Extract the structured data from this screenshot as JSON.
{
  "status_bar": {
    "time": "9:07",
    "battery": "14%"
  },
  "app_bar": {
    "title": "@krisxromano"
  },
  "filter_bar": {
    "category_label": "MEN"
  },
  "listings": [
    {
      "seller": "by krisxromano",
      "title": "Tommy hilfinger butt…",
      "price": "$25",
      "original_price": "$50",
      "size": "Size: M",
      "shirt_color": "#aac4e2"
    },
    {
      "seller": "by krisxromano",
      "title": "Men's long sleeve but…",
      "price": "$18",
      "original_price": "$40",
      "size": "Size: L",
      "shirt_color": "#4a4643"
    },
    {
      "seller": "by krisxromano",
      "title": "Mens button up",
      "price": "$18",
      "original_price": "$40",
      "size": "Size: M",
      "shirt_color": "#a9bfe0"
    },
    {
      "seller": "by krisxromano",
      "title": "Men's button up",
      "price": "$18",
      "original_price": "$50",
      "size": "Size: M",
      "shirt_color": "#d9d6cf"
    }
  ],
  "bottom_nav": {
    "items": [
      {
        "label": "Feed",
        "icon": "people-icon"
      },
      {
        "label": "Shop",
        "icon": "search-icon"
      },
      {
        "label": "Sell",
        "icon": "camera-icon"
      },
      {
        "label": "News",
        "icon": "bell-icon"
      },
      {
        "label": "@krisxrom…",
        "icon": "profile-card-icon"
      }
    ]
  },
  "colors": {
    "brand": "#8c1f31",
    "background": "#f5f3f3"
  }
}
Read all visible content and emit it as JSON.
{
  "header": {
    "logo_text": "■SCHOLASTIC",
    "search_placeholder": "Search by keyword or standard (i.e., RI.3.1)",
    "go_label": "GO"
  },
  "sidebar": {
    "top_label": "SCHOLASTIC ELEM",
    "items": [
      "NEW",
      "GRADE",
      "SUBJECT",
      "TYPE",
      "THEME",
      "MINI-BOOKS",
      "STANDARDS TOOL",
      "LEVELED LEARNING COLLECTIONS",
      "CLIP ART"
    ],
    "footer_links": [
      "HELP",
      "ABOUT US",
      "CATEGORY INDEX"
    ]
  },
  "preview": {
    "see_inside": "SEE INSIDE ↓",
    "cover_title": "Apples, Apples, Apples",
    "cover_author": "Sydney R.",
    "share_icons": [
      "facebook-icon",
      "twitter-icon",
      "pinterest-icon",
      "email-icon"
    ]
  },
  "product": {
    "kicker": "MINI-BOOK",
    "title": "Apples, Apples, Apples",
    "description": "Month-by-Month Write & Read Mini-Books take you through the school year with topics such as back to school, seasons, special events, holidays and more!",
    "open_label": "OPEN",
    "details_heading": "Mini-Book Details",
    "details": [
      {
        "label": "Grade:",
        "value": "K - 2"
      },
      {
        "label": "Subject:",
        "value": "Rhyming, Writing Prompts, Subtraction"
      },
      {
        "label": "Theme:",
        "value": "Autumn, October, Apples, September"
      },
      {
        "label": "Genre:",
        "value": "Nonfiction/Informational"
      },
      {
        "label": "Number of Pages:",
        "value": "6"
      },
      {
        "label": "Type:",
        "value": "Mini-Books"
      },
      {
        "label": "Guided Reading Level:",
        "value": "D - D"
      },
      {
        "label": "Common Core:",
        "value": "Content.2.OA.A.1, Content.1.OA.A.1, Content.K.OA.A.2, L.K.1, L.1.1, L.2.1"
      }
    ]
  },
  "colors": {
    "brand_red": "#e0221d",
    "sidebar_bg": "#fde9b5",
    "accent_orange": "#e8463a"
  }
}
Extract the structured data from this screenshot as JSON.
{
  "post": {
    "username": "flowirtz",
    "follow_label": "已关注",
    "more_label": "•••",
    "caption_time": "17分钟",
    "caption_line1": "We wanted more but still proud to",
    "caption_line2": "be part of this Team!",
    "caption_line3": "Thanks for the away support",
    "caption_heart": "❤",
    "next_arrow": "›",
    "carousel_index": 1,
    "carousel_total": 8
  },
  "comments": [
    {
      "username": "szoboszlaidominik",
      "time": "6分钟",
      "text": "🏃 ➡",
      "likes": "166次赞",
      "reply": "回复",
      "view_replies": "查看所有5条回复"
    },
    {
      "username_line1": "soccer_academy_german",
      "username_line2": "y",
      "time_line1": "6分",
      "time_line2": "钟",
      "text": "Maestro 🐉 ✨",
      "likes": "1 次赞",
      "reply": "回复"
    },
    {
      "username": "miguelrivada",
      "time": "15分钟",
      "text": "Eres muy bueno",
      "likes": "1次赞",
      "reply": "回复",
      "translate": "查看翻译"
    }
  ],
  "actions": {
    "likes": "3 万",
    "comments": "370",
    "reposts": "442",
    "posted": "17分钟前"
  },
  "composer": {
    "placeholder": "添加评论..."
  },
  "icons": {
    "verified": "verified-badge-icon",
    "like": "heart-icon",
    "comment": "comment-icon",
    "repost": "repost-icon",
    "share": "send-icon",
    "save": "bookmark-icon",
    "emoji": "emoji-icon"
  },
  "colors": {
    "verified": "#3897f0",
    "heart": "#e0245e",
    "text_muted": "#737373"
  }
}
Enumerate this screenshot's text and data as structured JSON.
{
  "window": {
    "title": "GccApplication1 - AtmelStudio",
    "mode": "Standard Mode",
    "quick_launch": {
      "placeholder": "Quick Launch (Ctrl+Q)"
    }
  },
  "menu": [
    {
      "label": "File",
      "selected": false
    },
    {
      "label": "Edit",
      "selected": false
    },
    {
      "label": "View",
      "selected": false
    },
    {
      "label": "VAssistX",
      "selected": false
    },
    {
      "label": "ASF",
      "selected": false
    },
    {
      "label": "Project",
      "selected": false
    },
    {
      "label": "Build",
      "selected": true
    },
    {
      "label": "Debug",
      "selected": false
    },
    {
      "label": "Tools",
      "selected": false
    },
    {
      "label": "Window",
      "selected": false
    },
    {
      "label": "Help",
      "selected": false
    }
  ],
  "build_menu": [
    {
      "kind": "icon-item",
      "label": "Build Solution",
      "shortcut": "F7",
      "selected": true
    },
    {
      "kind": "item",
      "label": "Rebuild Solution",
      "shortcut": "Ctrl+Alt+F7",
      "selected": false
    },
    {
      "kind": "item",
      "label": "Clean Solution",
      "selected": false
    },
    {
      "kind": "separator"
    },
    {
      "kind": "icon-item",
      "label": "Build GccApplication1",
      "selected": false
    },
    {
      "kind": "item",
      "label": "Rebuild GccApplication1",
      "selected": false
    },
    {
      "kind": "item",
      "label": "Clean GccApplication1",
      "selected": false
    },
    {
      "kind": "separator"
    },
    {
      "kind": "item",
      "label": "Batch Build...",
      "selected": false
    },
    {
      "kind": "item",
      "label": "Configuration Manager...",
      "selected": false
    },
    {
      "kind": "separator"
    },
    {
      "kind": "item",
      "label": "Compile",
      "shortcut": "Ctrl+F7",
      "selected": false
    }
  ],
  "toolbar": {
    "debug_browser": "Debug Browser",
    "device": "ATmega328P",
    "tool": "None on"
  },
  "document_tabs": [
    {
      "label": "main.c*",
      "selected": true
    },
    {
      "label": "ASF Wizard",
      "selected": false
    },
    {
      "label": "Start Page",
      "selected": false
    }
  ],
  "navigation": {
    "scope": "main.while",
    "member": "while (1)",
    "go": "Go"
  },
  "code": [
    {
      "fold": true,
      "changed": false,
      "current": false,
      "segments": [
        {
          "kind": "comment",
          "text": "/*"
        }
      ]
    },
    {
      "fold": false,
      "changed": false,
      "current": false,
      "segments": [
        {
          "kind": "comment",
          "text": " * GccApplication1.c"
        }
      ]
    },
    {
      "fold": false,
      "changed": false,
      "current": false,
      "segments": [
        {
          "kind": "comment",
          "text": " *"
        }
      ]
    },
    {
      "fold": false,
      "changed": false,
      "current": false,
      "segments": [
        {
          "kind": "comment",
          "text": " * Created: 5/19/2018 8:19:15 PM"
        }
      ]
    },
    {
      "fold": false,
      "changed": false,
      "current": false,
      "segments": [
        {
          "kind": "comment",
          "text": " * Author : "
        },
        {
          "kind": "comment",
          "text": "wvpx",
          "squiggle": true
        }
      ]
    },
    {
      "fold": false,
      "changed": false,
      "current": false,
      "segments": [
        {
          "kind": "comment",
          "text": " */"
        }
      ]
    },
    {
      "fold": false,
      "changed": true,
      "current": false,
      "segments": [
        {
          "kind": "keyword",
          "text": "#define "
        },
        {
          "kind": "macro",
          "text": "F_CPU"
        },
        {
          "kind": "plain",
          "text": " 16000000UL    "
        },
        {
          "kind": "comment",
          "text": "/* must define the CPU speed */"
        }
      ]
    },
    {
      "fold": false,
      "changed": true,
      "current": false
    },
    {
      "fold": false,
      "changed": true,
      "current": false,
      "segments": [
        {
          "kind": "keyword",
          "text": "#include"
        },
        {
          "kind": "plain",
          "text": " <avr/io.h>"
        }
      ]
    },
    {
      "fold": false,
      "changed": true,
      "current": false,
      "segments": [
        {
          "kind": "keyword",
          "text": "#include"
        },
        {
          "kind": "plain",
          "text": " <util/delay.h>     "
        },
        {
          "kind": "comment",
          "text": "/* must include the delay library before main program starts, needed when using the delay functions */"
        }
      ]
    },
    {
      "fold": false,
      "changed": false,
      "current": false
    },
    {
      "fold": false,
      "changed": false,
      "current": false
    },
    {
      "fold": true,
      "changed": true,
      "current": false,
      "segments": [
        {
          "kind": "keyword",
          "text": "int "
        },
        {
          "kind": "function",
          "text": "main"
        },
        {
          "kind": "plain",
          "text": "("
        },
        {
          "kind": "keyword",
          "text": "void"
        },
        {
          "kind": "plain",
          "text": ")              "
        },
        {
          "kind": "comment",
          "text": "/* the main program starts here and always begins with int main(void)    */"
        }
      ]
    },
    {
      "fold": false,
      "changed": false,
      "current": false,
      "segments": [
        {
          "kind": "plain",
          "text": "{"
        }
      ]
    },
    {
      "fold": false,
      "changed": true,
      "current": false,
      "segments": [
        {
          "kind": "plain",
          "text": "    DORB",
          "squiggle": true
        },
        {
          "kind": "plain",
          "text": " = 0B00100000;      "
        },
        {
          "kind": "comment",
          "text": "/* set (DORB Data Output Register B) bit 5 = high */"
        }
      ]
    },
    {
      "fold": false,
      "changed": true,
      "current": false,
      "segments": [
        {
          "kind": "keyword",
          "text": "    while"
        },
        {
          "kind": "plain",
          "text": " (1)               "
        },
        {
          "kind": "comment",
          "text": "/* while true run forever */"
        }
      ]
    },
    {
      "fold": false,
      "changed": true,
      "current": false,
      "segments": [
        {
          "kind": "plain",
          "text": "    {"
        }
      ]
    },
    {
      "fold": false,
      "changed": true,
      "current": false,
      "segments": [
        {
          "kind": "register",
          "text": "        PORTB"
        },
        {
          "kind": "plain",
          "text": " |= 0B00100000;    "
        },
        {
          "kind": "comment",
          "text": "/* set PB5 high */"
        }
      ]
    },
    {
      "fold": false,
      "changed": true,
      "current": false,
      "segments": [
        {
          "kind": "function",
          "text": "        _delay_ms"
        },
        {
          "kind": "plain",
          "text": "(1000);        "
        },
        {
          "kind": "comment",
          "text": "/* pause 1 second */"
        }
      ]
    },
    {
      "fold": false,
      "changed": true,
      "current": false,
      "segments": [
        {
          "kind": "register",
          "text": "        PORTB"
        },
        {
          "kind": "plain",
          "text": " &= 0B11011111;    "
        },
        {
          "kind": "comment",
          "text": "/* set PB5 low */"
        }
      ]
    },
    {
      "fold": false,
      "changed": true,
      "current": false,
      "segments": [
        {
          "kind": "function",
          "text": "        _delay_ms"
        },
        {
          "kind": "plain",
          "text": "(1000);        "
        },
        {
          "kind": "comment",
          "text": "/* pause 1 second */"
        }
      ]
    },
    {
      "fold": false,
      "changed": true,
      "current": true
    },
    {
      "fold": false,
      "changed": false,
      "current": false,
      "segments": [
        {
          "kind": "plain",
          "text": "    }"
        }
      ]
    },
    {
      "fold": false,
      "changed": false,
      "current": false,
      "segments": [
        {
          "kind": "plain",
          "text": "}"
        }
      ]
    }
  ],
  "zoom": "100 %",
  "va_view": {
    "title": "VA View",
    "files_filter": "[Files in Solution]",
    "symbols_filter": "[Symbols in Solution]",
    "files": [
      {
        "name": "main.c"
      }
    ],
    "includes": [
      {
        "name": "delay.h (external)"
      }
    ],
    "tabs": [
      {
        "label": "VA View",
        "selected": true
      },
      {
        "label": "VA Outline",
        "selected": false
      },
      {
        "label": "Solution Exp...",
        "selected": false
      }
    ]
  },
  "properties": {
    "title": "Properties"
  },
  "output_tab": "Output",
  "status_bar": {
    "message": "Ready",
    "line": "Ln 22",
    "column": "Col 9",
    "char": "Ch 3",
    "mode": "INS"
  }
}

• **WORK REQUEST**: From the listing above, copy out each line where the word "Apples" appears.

• **FINISHED TASK**:
    "cover_title": "Apples, Apples, Apples",
    "title": "Apples, Apples, Apples",
        "value": "Autumn, October, Apples, September"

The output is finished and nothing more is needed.